Don't Property Rights begin with "I own me."? Does the person in the shower abdicate their bodily property rights when they shower? If one has a level of modesty that says, "I don't show all my body parts to just anyone" do they automatically surrender their position on their property the moment they disrobe to some level, particularly behind closed doors? If the person in the shower leaves the bathroom door wide open perhaps they do lose some rights to their standards of modesty. However, the point made initially was that the photography was surreptitious and not made readily accessible to anyone passing by. Just as a person that leaves their drapes open at night in a well lit room shouldn’t expect other to not view their activities, the converse is also true. That is, if one makes an effort to not be easily viewed, closing the bathroom door in this case, they are taking steps to protect their property rights and to make secret attempts to circumvent those measures is an act of duplicity or fraud. Which, I believe, does violate the NAP in spirit if not in fact.First off, as I have made clear before, as Henry Hazlitt did, I reject the idea of natural rights. Thus, I hold that the fact that I may "own myself" does not deduce into the obligation that everyone else must leave me alone (though I wish they would).

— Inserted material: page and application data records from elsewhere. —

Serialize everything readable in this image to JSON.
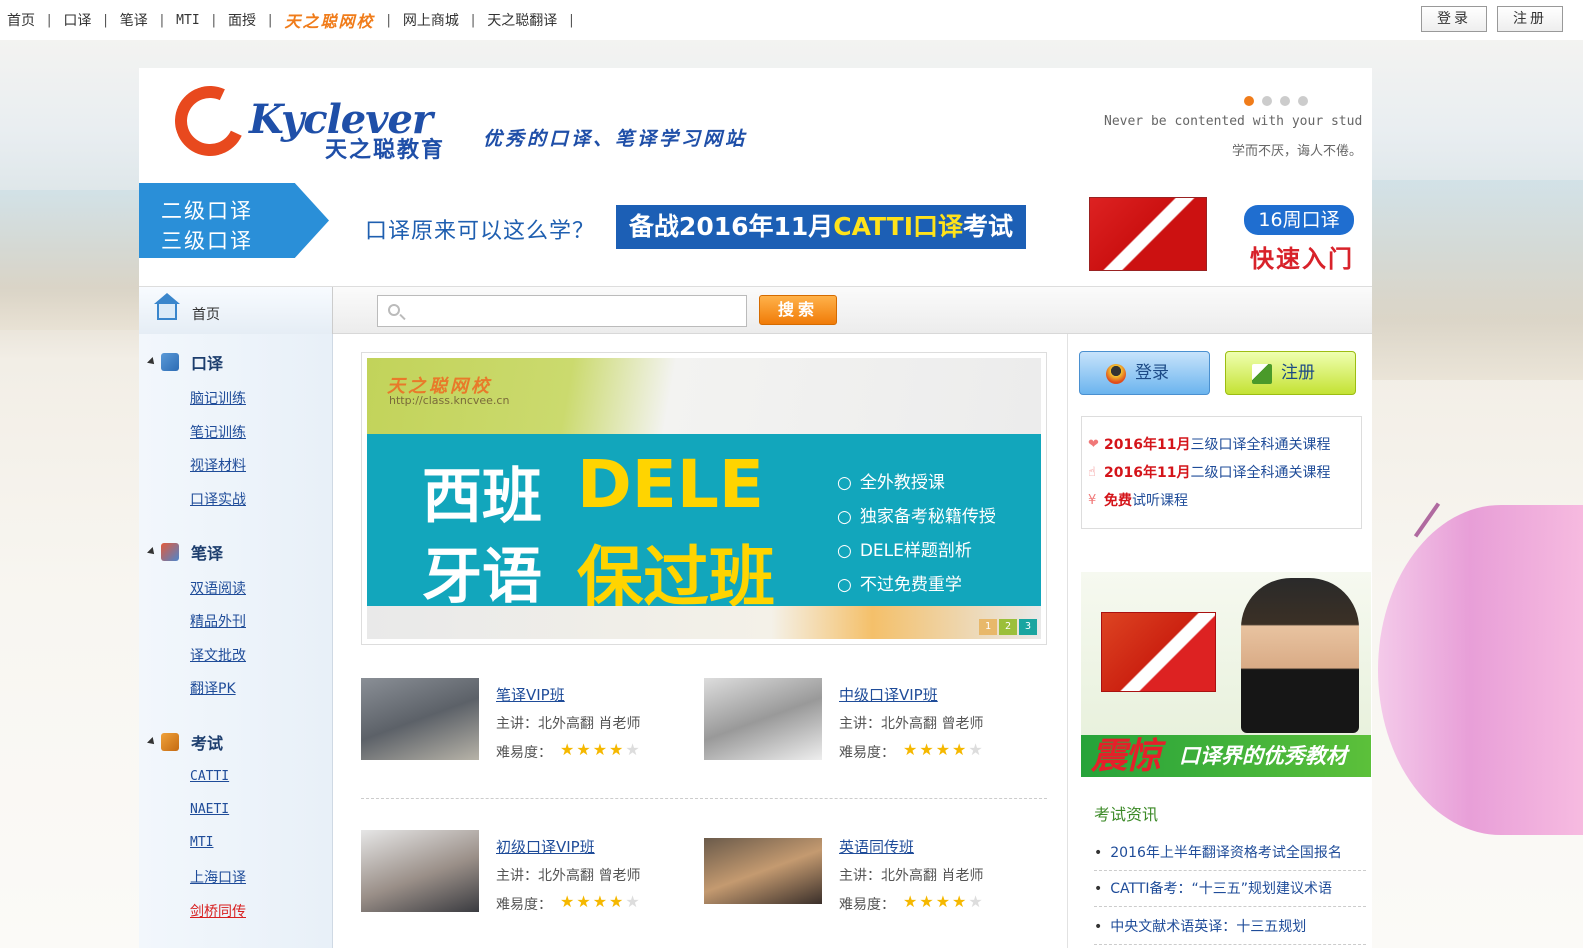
{
  "topnav": {
    "items": [
      "首页",
      "口译",
      "笔译",
      "MTI",
      "面授",
      "天之聪网校",
      "网上商城",
      "天之聪翻译"
    ],
    "separator": "|",
    "login": "登录",
    "register": "注册"
  },
  "header": {
    "logo_text": "Kyclever",
    "logo_cn": "天之聪教育",
    "slogan": "优秀的口译、笔译学习网站",
    "quote_en": "Never be contented with your stud",
    "quote_cn": "学而不厌，诲人不倦。"
  },
  "banner": {
    "level_line1": "二级口译",
    "level_line2": "三级口译",
    "question": "口译原来可以这么学？",
    "catti_prefix": "备战2016年11月",
    "catti_highlight": "CATTI口译",
    "catti_suffix": "考试",
    "weeks_badge": "16周口译",
    "weeks_sub": "快速入门"
  },
  "nav": {
    "home": "首页",
    "search_placeholder": "",
    "search_button": "搜索"
  },
  "sidebar": {
    "categories": [
      {
        "label": "口译",
        "items": [
          "脑记训练",
          "笔记训练",
          "视译材料",
          "口译实战"
        ]
      },
      {
        "label": "笔译",
        "items": [
          "双语阅读",
          "精品外刊",
          "译文批改",
          "翻译PK"
        ]
      },
      {
        "label": "考试",
        "items": [
          "CATTI",
          "NAETI",
          "MTI",
          "上海口译",
          "剑桥同传"
        ]
      }
    ]
  },
  "slider": {
    "watermark": "天之聪网校",
    "url": "http://class.kncvee.cn",
    "title_a1": "西班",
    "title_a2": "牙语",
    "title_b1": "DELE",
    "title_b2": "保过班",
    "points": [
      "全外教授课",
      "独家备考秘籍传授",
      "DELE样题剖析",
      "不过免费重学"
    ],
    "pager": [
      "1",
      "2",
      "3"
    ]
  },
  "courses": [
    {
      "title": "笔译VIP班",
      "teacher": "主讲：北外高翻 肖老师",
      "difficulty_label": "难易度：",
      "rating": 4,
      "max_rating": 5
    },
    {
      "title": "中级口译VIP班",
      "teacher": "主讲：北外高翻 曾老师",
      "difficulty_label": "难易度：",
      "rating": 4,
      "max_rating": 5
    },
    {
      "title": "初级口译VIP班",
      "teacher": "主讲：北外高翻 曾老师",
      "difficulty_label": "难易度：",
      "rating": 4,
      "max_rating": 5
    },
    {
      "title": "英语同传班",
      "teacher": "主讲：北外高翻 肖老师",
      "difficulty_label": "难易度：",
      "rating": 4,
      "max_rating": 5
    }
  ],
  "right": {
    "login": "登录",
    "register": "注册",
    "promo": [
      {
        "red": "2016年11月",
        "text": "三级口译全科通关课程"
      },
      {
        "red": "2016年11月",
        "text": "二级口译全科通关课程"
      },
      {
        "red": "免费",
        "text": "试听课程"
      }
    ],
    "ad_shock": "震惊",
    "ad_band": "口译界的优秀教材",
    "news_title": "考试资讯",
    "news": [
      "2016年上半年翻译资格考试全国报名",
      "CATTI备考：“十三五”规划建议术语",
      "中央文献术语英译：十三五规划"
    ]
  },
  "colors": {
    "accent": "#f07c1a",
    "link": "#1f4c99",
    "brand_blue": "#1f4fa8",
    "highlight_red": "#d4141a"
  }
}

If one accepts the idea that it's fine to take pictures without someone's knowledge in the use of a shower, what about using the toilet? Is that also fair game? If not, why not?

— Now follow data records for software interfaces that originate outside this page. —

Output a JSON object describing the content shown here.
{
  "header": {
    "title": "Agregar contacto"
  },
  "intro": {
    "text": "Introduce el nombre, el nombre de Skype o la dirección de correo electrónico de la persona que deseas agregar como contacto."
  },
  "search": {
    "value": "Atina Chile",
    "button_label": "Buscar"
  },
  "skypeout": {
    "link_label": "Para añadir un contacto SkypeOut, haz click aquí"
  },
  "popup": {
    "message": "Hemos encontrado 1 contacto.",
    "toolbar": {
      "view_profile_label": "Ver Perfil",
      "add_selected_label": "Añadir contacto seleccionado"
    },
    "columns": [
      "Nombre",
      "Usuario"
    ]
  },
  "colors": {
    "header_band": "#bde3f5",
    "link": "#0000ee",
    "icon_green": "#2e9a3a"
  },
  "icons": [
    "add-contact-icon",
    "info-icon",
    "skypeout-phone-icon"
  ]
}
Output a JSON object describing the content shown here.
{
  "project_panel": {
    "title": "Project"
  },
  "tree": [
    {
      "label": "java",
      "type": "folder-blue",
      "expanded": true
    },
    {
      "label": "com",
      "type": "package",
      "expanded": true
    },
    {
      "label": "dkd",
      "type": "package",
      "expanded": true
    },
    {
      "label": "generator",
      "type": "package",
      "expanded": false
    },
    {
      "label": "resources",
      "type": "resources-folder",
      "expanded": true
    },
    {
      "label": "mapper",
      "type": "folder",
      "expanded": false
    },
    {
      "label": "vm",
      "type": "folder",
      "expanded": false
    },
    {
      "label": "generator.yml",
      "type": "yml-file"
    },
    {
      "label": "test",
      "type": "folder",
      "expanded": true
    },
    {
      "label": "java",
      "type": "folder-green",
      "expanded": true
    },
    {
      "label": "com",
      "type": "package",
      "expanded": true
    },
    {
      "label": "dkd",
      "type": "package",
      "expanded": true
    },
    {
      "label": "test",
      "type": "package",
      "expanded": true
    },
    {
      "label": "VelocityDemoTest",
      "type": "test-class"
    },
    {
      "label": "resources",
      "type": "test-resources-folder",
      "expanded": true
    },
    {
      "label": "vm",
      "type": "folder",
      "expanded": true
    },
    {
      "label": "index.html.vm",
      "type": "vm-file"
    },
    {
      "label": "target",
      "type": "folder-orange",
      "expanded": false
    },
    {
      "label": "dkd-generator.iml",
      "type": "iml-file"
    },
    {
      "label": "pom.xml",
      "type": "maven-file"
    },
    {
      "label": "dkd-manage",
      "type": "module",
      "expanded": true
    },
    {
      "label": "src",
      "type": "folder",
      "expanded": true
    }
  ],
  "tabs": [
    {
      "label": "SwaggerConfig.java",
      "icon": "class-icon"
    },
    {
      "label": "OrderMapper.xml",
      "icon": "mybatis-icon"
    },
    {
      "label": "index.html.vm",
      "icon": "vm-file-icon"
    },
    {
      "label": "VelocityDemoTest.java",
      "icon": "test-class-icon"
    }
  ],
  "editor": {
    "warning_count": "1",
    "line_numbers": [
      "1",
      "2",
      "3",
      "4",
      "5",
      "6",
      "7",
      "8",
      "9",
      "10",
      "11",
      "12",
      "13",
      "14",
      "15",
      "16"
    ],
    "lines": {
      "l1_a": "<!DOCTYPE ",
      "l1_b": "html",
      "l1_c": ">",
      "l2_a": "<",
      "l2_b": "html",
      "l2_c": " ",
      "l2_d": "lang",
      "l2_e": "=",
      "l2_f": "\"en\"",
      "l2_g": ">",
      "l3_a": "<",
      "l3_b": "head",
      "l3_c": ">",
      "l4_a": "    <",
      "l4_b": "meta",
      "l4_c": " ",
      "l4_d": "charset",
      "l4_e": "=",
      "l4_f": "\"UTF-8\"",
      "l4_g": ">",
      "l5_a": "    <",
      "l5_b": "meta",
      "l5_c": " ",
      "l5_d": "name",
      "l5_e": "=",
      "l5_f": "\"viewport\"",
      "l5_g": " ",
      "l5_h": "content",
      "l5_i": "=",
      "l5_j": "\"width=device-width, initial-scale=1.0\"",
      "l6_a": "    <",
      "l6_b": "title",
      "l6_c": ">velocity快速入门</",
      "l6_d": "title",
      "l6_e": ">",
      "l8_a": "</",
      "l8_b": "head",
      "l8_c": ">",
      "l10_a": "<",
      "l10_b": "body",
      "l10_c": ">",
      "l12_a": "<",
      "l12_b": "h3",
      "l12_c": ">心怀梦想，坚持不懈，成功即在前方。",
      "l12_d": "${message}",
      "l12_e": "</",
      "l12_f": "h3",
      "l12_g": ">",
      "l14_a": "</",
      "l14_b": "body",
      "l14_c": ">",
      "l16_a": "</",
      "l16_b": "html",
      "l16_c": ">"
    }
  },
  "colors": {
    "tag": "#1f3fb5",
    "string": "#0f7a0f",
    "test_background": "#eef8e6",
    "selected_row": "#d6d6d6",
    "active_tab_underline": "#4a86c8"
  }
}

It is really going to take my future book to make the entire case but I don't believe there is such a thing as natural rights and I do not believe self-ownership is at the fundamental core of a free society
As I have indicated before, I do not believe that every individual on the planet has to agree on every possibility of law before there can be peace and harmony.

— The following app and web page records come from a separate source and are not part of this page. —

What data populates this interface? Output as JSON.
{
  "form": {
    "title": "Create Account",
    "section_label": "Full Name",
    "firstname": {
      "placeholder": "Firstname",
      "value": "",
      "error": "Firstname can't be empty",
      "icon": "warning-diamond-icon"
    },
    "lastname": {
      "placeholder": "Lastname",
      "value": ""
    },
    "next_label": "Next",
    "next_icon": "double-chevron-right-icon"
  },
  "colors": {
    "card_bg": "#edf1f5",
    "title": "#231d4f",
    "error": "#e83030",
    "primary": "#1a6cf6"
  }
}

A recognition of private property would be enough: You leave me alone on my property and I will leave you alone on yours.
If a person does not want to be photographed naked while taking a shower, she should
just stay away from properties that do not offer this protection.
As I have previously stated, I believe general "wise men" rules would be adopted by most. If, say, Walter Block, who I consider a wise man, sets down rules for a decent individual to live by (and he is against photographing people in the shower who don't want to be photographed) then I imagine he would get a lot of followers who would indicate the rules on their property are "those designed by Walter Block."
On the other hand, if there are those who are more free spirits, then maybe on their property they would subscribe to the "Hugh Hefner rules," which would allow naked photography of women in showers.
In general, people would do what they do now, stay away from "bad areas,"that is, areas where the rules (if any) do not match up to a person's own moral compass,
There would be no "libertarian dictators" who outline laws for all properties.
A simple respect for private property seems to solve a lot of problems, Otherwise, dictatorial libertarians are adopting the methods of the central planners and seeking to gain control, based on natural rights or whatever to institute beliefs on everyone (even when there are conflicts amongst us. See; Rozeff vs. Block) and as Hayek has taught, this means the worst get on top.
I say let's eliminate "the top," libertarian or otherwise.
A basic general agreement of "You do whatever the hell you want on your property and leave me to do what I want on my property," would come a long way toward eliminating wars and political conflicts (since there wouldn't be any politics).
Robert Wenzel is Editor & Publisher of EconomicPolicyJournal.com and Target Liberty. He also writes EPJ Daily Alert and is author of The Fed Flunks: My Speech at the New York Federal Reserve Bank. Follow him on twitter:@wenzeleconomics, on LinkedIn and Facebook. The Robert Wenzel podcast is on iphone and stitcher.